Since the plant needs uninterrupted power all through the year, IOC has been running the plant on generators, burning 45,000 litres of diesel annually. Solar power will help avoid emission and help in air quality management.
The bottling plant is the energy lifeline for lakhs of soldiers and civil population, especially in the long, harsh winter when the two road links remain blocked and temperature often drops to minus 30 degrees centigrade.
During such trying times, IOC keeps home fires burning by supplying refills, estimated at more than 2.5 lakh domestic cylinders of 14.2 Kg. In addition, 2,215 small cylinders of 5 Kg and over 8,000 refills of 19 Kg to commercial establishments are also supplied. The plant gets its annual LPG stock in tanker-trucks in the short summer when the roads are open.
The construction of the solar power plant was hampered by weather when an avalanche blocked a truck carrying vital parts at Zoji La, the gateway to Ladakh from Srinagar in December last year and remained stuck through the icy winter. The parts were moved once the road opened this year and the plant was built in 45 days.

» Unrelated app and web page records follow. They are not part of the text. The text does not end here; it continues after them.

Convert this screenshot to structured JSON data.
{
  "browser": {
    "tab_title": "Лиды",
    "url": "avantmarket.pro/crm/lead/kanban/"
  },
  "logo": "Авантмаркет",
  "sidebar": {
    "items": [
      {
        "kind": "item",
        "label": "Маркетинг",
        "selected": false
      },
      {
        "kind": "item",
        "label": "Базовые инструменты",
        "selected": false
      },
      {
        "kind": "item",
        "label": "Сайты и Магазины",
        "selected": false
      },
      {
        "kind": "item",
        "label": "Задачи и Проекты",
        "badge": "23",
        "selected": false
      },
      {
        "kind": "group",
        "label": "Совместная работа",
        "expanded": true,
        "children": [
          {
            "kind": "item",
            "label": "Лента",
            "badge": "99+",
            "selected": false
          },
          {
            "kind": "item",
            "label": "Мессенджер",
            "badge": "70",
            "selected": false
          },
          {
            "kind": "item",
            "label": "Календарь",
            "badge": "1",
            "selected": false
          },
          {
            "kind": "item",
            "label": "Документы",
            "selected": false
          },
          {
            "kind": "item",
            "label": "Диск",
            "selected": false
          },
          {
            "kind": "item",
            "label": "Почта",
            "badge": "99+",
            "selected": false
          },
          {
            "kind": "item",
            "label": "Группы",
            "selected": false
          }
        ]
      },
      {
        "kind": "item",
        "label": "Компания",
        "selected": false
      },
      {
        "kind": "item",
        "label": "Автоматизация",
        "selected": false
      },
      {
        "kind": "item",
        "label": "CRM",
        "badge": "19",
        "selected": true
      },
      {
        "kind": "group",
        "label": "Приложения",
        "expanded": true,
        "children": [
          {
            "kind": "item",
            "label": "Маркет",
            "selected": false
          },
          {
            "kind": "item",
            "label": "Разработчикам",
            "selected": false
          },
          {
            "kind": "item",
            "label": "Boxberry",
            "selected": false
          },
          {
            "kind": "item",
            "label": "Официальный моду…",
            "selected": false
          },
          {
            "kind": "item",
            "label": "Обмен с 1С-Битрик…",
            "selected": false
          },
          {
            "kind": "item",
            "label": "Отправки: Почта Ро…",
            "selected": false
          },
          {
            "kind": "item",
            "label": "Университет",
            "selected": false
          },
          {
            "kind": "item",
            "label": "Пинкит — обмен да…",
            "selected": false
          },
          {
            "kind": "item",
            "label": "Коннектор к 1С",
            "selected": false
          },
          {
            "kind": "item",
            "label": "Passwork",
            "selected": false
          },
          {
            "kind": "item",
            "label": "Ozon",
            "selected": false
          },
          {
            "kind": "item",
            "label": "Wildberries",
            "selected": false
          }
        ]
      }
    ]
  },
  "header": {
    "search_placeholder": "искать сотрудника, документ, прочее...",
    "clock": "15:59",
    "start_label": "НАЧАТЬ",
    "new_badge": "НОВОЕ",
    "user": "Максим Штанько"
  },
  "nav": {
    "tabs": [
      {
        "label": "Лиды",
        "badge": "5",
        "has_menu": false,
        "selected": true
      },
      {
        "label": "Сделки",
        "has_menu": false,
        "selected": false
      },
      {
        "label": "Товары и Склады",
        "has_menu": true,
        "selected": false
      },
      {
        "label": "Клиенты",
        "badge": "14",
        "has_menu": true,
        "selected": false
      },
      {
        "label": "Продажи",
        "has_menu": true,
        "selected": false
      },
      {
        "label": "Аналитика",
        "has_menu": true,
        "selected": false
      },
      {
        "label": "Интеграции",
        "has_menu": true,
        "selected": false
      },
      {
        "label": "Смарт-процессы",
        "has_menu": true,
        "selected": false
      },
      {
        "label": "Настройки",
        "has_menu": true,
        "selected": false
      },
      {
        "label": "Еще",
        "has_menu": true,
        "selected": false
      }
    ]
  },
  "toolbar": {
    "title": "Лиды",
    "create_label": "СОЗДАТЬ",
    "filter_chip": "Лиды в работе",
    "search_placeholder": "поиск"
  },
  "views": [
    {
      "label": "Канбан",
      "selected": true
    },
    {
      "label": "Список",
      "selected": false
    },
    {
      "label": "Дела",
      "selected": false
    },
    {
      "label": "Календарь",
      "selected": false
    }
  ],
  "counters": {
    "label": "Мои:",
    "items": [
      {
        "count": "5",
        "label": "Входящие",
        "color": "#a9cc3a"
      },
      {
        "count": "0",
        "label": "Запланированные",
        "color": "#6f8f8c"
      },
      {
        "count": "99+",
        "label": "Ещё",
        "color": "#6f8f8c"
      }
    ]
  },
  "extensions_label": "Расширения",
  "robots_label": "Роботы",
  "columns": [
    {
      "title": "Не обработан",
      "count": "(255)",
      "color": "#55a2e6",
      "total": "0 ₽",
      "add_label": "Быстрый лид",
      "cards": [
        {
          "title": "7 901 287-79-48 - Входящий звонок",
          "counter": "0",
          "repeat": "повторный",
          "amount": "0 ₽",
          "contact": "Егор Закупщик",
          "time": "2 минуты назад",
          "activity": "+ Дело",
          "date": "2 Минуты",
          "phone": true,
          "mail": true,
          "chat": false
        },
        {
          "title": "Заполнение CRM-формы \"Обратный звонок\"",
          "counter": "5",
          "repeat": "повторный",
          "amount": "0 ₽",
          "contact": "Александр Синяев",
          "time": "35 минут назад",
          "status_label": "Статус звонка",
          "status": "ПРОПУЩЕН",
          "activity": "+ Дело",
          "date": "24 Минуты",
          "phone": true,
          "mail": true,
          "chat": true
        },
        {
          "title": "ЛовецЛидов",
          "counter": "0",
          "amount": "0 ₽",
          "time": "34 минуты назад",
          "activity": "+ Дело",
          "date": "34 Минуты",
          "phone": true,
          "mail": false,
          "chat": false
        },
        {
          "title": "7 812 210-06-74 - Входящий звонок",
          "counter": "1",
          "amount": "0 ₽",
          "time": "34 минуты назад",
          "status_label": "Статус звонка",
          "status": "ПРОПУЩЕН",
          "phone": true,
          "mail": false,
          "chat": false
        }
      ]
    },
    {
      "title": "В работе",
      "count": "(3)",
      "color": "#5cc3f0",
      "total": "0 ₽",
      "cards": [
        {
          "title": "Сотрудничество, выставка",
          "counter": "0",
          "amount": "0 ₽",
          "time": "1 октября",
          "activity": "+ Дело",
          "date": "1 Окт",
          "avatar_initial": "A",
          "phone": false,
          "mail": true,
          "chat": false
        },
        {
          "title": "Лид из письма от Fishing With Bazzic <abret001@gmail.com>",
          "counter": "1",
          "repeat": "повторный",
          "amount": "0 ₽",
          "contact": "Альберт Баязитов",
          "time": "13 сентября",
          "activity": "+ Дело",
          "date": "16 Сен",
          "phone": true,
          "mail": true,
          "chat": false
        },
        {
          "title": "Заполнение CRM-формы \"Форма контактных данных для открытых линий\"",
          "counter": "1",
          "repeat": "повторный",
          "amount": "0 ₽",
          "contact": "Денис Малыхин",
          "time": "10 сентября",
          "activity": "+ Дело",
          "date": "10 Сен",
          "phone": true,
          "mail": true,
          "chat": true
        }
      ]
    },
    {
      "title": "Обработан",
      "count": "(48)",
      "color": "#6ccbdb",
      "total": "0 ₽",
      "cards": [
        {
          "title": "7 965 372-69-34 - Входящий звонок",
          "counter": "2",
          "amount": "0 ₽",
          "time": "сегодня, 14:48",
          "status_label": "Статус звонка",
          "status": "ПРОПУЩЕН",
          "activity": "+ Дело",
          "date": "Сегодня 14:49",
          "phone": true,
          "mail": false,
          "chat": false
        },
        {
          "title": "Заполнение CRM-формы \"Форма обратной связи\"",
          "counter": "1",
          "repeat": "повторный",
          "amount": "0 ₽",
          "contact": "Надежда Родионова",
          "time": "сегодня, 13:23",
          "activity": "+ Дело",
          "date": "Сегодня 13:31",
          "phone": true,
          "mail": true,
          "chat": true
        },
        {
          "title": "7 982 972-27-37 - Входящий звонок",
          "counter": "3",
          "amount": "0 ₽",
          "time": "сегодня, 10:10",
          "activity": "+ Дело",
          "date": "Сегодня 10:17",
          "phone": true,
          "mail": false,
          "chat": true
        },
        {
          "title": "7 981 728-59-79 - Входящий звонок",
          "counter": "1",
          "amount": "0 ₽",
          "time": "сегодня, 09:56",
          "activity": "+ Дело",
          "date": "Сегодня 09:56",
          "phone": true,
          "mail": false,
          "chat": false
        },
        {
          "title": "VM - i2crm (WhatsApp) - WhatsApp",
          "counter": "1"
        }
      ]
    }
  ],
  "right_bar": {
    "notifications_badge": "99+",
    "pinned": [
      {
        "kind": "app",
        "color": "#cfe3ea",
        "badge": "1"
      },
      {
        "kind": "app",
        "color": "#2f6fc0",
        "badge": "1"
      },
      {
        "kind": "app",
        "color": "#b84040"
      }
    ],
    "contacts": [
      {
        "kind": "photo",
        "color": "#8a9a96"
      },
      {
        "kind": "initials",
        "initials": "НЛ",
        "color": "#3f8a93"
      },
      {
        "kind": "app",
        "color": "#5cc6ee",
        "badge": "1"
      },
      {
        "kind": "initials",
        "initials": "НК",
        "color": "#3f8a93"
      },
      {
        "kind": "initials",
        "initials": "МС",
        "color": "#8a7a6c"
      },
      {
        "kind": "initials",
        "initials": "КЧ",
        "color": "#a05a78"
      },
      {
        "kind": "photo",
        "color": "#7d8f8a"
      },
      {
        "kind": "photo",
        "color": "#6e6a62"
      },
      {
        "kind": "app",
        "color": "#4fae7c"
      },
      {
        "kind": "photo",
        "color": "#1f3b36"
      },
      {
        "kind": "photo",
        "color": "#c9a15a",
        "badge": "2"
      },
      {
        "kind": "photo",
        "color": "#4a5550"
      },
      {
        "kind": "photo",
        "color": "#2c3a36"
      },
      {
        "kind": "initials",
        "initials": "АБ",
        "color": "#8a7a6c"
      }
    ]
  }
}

This is the latest in a series of steps IndianOil has initiated for greening its business. The company has set a target of running 10,000 retail outlets on solar power.
In June 2015, IOC commissioned the world's highest solar-powered retail outlet -- Lotus Xangpo memorial filling station -- in Leh. The company has installed a solar power generation system at the petrol pump to replace polluting diesel generator. Solar power also enables the retail outlet to save about Rs 30,000 per month in running expense. The investment in the solar power system would be recovered in about 18 months.
IOC already has two other solar-powered retail outlets operating at Choglamsar and the Leh-Manali road in Ladakh region. But both are at a slightly lower altitude than Leh. These outlets operate under extreme weather conditions but solar systems function smoothly as the region gets bright sunlight due to dry weather conditions for the most part of the year.